Prime Minister George Papandreou on Monday emphasised the critical importance of the “Kallikratis” plan for local government, saying this would bring about fundamental and much-needed reforms to public sector administrative structures.

“Today, 100 days after the elections, we are in a position to proceed based on the Kallikratis plan, which will carry out all the major changes that the country’s administrative system needs and all the necessary reforms for a new start that local government needs,” he said while addressing the annual meeting of the Central Union of Municipalities and Communities of Greece (KEDKE).

According to the Greek premier, the Kallikratis plan was an essential part the Stability, Development and Reconstruction Programme and its success was a “goal of national importance that requires the contribution of all”.

Describing the proposed changes as “greatly delayed”, Papandreou said they would finally allow Greece to throw off the mantle of the European Union’s most centralised state, bringing about long-awaited changes to local government while radically changing the operation of central government at the same time.

He underlined that the changes were urgent, in order to free up human and other resources that were currently being wasted so that they might be more creatively invested, adding that they might be painful but also liberating.

The premier emphasised that ordinary Greek men and women were tired of inertia and wanted to see their elected officials take action to bring about change.

“The starting point and root of the economic, political and institutional crisis the country is experiencing lies in the way that the state operates,” he added with emphasis.

According to Papandreou, the Kallikratis plan would result in a new administrative architecture for local authorities that would be simple, functional and stable, leading to powerful and efficient municipalities armed with new powers and resources, and self-administrating regions with important responsibilities, such as handling the regional programmes of the National Strategic Reference Framework.

With local authorities taking charge of their own responsibilities, central government could then fulfill its own role as the executive branch of the state, he added.

The prime minister promised that the new municipal and regional authorities created on January 1, 2011 would be able to operate in a regime of guaranteed meritocracy, transparency and accountability, having as an additional resource the participation of ethnic Greeks and legal migrants that lived in harmony with Greek society and contributed to the progress of the country and local communities.

This, he added, would ensure social peace, social cohesion and give impetus to local developmental and regional prospects.

Main opposition New Democracy (ND) leader Antonis emphasised that his party will avoid a “direct intervention” in local communities, particularly the smaller ones.

Speaking  at the annual conference of the Central Union of Municipalities & Communities (KEDKE) Mr Samaras said:

“What we heard from the government is merely a general outline on the situation at hand, yet we detected omissions,” he said, charging that any discussion on local administrations’ reform and modernisation should first be accompanied by the central government’s allocation of 330 million euros it owes local governments from the last three-month period of 2009.

In repeating his high-profile criticism of the government’s intention to naturalise certain categories of non-EU migrants in the country — i.e. second generation children of migrants — and allocate voting rights to immigrants, Samaras said the government is rushing to give 250,000 migrants voting rights in the upcoming local elections “believing that it will serve petty party expediencies”.

The former minister decried what he called “interventions” by the government and called for a wide-ranging discussion on specific criteria and rules governing the granting of citizenship and voting rights to migrants.

In returning to his criticism of the initiative to merge and modern local government entities, dubbed the “Kallikratis” plan, Samaras said the government should clearly spell out its positions ahead of the November local elections and not to create “foregone conclusions”.

“If you do not cooperate with the opposition, with KEDKE and ENAE (the union of prefectures); if you decide to proceed with a piecemeal intervention without funding and necessary resources, you will merely undermine the entire endeavour,” the ND leader said during the conference, held at the Athens Concert Hall (Megaron).

Among one of his ideas, Samaras cited the possibility of one ballot box for the mayor’s race and other for municipal councilors.

“We, in ND, will follow the path of dialogue, fact-based proposals and responsibility.
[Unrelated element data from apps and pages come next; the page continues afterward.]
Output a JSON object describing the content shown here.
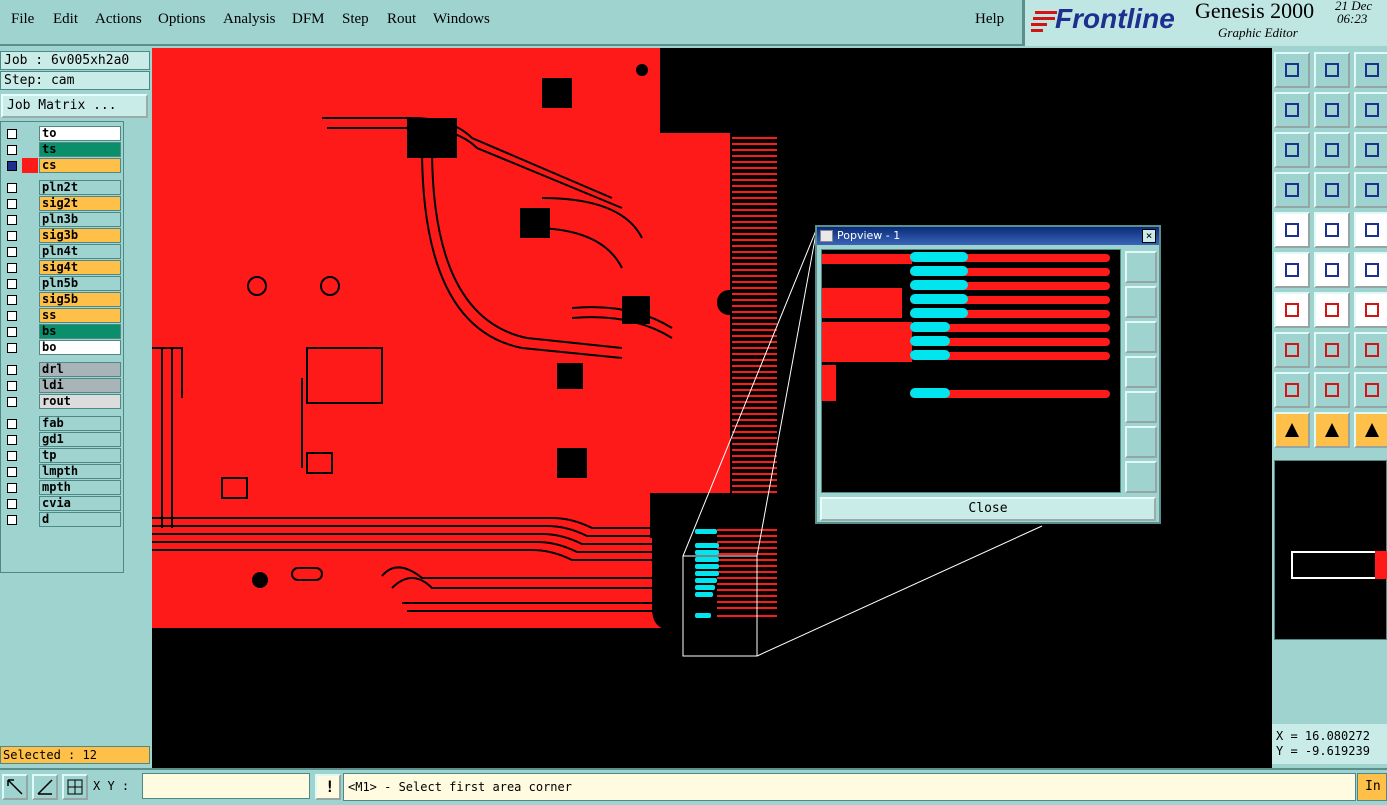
{
  "menu": {
    "items": [
      "File",
      "Edit",
      "Actions",
      "Options",
      "Analysis",
      "DFM",
      "Step",
      "Rout",
      "Windows"
    ],
    "help": "Help"
  },
  "brand": {
    "logo": "Frontline",
    "product": "Genesis 2000",
    "subtitle": "Graphic Editor",
    "date": "21 Dec",
    "time": "06:23"
  },
  "job": {
    "job_label": "Job : 6v005xh2a0",
    "step_label": "Step: cam",
    "matrix_button": "Job Matrix ..."
  },
  "layers": [
    {
      "name": "to",
      "color": "#ffffff"
    },
    {
      "name": "ts",
      "color": "#0a8f6a"
    },
    {
      "name": "cs",
      "color": "#ffc04a",
      "active": true
    },
    {
      "name": "pln2t",
      "color": "#9ed3cf"
    },
    {
      "name": "sig2t",
      "color": "#ffc04a"
    },
    {
      "name": "pln3b",
      "color": "#9ed3cf"
    },
    {
      "name": "sig3b",
      "color": "#ffc04a"
    },
    {
      "name": "pln4t",
      "color": "#9ed3cf"
    },
    {
      "name": "sig4t",
      "color": "#ffc04a"
    },
    {
      "name": "pln5b",
      "color": "#9ed3cf"
    },
    {
      "name": "sig5b",
      "color": "#ffc04a"
    },
    {
      "name": "ss",
      "color": "#ffc04a"
    },
    {
      "name": "bs",
      "color": "#0a8f6a"
    },
    {
      "name": "bo",
      "color": "#ffffff"
    },
    {
      "name": "drl",
      "color": "#a8b4b8"
    },
    {
      "name": "ldi",
      "color": "#a8b4b8"
    },
    {
      "name": "rout",
      "color": "#dcdcdc"
    },
    {
      "name": "fab",
      "color": "#9ed3cf"
    },
    {
      "name": "gd1",
      "color": "#9ed3cf"
    },
    {
      "name": "tp",
      "color": "#9ed3cf"
    },
    {
      "name": "lmpth",
      "color": "#9ed3cf"
    },
    {
      "name": "mpth",
      "color": "#9ed3cf"
    },
    {
      "name": "cvia",
      "color": "#9ed3cf"
    },
    {
      "name": "d",
      "color": "#9ed3cf"
    }
  ],
  "selected": "Selected : 12",
  "popview": {
    "title": "Popview - 1",
    "close_label": "Close"
  },
  "coords": {
    "x": "X =  16.080272",
    "y": "Y =  -9.619239"
  },
  "status": {
    "xy_label": "X Y :",
    "xy_value": "",
    "prompt": "<M1> - Select first area corner",
    "in_label": "In"
  },
  "colors": {
    "board": "#ff1a1a",
    "highlight": "#00e5ee",
    "panel": "#9ed3cf",
    "orange": "#ffc04a"
  },
  "icons": {
    "tools": [
      "zoom-home-icon",
      "zoom-window-icon",
      "home-icon",
      "pan-left-icon",
      "pan-right-icon",
      "undo-zoom-icon",
      "fit-screen-icon",
      "fit-profile-icon",
      "scale-1to2-icon",
      "measure-icon",
      "snap-icon",
      "layers-icon",
      "pad-icon",
      "line-icon",
      "ruler-icon",
      "node-icon",
      "intersect-icon",
      "arc-icon",
      "slope-icon",
      "diagonal-icon",
      "arc-ccw-icon",
      "pad-snap-icon",
      "center-icon",
      "grid-icon",
      "triangle-icon",
      "angle-icon",
      "letter-a-icon",
      "select-arrow-icon",
      "select-box-icon",
      "select-poly-icon"
    ]
  }
}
Let the government do the same, as every failure will fall upon its shoulders,” he said.